Tuesday, April 21, 2009
Hey fatty! Good luck on your test!
I wish I could have been in the meeting when the idea of a testing center was conceived.
"Hey I've got an incredibly cruel idea! How about we cram hundreds of miserable people into one room!"
"Oh that sounds excellent, lets make it ONE MILLION DEGREES in there to make sleep deprived students even more miserable!!"
"Oh, ha oh, oh, yes, and lets write 4 hour exams so they have to sit in there ALL FREAKING DAY and envy those playing outside in the sunshine."
"You are a genius! Also, lets make sure we strategically place smelly people throughout the room so that for 4 hours the test taker is gagging while trying to concentrate on binary eutectic phase diagrams."
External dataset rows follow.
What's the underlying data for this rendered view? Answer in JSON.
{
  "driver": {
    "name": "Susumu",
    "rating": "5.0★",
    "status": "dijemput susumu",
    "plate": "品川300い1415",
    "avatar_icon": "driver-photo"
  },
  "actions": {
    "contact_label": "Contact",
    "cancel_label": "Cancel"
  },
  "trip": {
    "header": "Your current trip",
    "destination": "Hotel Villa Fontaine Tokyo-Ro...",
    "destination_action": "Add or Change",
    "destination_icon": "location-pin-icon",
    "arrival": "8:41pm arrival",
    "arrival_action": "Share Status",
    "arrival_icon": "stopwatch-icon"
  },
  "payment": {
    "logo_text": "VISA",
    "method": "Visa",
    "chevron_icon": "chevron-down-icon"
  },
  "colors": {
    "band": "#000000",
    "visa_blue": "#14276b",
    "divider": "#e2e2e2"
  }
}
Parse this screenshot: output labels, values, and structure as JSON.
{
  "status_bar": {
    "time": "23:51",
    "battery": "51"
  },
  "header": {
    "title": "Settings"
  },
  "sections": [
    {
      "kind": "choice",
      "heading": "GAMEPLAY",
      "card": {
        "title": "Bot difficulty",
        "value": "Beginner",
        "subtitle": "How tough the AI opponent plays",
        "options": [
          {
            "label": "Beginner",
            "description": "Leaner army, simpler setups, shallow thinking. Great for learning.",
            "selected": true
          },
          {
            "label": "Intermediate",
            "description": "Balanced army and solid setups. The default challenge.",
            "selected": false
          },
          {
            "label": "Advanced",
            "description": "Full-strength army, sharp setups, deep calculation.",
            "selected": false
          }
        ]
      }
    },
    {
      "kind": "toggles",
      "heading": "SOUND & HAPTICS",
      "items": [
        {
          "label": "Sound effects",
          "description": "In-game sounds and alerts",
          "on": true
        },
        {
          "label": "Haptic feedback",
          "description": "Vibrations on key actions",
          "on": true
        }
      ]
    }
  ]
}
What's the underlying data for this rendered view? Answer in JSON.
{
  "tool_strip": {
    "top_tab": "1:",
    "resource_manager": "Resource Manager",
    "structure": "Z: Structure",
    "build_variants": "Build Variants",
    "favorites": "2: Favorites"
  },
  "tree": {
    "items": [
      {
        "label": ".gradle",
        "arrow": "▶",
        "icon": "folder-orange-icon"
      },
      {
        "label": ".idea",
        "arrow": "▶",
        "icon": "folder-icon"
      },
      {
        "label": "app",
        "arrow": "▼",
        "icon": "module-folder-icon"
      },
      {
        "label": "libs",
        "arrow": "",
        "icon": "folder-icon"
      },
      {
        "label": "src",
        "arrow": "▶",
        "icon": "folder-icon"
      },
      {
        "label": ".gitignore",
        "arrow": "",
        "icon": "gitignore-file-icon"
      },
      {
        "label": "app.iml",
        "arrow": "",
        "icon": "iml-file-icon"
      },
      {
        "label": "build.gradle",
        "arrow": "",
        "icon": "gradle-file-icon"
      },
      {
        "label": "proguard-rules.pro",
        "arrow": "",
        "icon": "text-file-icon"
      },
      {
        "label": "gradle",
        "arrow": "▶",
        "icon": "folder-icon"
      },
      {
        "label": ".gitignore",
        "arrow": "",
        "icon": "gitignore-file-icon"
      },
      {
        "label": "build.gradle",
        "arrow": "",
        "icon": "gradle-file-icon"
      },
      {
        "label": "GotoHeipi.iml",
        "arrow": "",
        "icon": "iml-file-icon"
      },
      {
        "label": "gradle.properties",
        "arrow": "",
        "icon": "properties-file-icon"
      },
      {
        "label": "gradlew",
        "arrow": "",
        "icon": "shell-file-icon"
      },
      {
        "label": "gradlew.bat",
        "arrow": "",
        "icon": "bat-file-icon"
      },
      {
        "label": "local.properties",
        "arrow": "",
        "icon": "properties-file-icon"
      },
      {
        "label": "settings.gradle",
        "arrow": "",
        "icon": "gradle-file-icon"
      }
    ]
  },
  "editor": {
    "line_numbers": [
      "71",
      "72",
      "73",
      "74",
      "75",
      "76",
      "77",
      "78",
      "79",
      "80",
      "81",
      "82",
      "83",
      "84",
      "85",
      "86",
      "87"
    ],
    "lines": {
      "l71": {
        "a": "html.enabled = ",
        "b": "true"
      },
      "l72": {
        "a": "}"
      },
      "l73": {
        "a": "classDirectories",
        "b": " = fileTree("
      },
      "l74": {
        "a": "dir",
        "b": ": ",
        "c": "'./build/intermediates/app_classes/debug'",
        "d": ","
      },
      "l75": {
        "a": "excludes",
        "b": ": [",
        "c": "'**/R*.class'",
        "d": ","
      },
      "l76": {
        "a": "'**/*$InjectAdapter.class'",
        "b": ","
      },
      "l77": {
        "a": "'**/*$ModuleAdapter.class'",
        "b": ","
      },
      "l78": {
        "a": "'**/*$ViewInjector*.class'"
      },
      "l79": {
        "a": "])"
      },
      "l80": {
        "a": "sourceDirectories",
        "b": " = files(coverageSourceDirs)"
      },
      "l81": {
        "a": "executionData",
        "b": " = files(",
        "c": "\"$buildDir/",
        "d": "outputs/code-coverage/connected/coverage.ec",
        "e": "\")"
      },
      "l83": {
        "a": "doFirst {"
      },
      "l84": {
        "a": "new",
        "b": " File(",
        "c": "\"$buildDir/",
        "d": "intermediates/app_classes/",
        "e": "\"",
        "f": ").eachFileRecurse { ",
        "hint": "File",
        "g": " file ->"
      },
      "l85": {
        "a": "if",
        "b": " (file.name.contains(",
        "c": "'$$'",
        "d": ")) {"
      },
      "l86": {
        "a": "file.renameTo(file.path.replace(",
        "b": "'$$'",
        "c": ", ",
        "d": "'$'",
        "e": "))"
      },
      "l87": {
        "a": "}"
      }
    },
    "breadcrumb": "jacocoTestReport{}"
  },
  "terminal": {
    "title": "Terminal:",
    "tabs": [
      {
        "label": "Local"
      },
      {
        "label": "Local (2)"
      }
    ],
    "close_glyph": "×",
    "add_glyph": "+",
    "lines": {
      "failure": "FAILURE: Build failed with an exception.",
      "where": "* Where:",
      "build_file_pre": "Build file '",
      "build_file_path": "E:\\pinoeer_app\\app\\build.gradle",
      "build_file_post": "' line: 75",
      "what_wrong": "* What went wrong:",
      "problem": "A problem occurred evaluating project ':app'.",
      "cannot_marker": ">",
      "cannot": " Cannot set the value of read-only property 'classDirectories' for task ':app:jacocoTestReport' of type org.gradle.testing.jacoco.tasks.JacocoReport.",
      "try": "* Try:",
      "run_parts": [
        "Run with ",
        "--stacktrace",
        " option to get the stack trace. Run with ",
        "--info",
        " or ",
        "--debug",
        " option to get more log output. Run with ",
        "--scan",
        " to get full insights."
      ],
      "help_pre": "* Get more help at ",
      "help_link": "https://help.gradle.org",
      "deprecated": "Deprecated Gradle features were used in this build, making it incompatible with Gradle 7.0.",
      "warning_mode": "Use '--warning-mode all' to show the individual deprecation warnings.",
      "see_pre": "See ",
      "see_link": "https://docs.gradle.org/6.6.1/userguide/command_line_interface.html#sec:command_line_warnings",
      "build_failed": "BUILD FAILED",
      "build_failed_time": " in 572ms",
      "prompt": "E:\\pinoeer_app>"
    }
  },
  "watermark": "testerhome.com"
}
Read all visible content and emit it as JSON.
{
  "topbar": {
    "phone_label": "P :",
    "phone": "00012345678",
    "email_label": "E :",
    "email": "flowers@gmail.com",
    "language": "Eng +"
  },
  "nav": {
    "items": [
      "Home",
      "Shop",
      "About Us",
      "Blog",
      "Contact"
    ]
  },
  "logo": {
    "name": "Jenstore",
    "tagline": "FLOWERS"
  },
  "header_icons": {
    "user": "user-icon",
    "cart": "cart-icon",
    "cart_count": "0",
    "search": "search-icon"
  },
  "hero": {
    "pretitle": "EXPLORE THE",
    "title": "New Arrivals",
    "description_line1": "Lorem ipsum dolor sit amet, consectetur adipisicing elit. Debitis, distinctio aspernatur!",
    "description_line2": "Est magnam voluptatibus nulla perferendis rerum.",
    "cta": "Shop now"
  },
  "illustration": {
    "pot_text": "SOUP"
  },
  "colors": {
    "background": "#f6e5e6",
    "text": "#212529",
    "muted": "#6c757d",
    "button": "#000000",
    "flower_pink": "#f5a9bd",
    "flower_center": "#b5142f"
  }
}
"Awesome, we are Einsteins, lets get to building this torture chamber. I love my job."
Seriously, the testing center has its benefits and can be super convenient for students and professors alike, but overall the cost-benefit ratio just doesn't cut it.
Today, I found a new reason to hate it.
I've always known the aisles were tiny, but today with the surplus of testing students they seemed to shrink. I walked into the testing room this morning and the only available gray seat was in the middle of a column, middle row. There was an available tan seat on the back row, but those just don't cut it stability or space wise. So I took a deep breath and started towards it. My arms were full of books, I was wearing a skirt, I had a jacket hanging over one arm, and my backback was HUGE-but I HAD to get to that seat. I knocked 2 tests off of other people's desks, hit one kid with my jacket, dropped all my organized Thermo notes (it was an open notes/homework/textbok test, not that it helped my score) and homework, and felt like my rear end was invading everyone's personal space before actually making it to my seat. I was SOOO flustered and I hadn't even LOOKED at my test yet.
Unfortunately, my experience didn't get any better as someone walked down the aisle later knocking all my notes off my desk (just like I had done to someone else earlier). I couldn't blame him, but it still bugged. As my time limit drew to a close, I started to pack up-trying to compress all my belongings to the smallest space possible to make it out of the building. My exit, while more graceful than my entrance, was still awkward and uncomfortable as I sucked in my tummy and tip toed out. I really don't think I'm that large of a person, but the testing center proved otherwise.
Thank you, Heber J. Grant Building for making me feel obese today. I really appreciate it, I'm so excited I get to add on to my already lengthly list of grievances .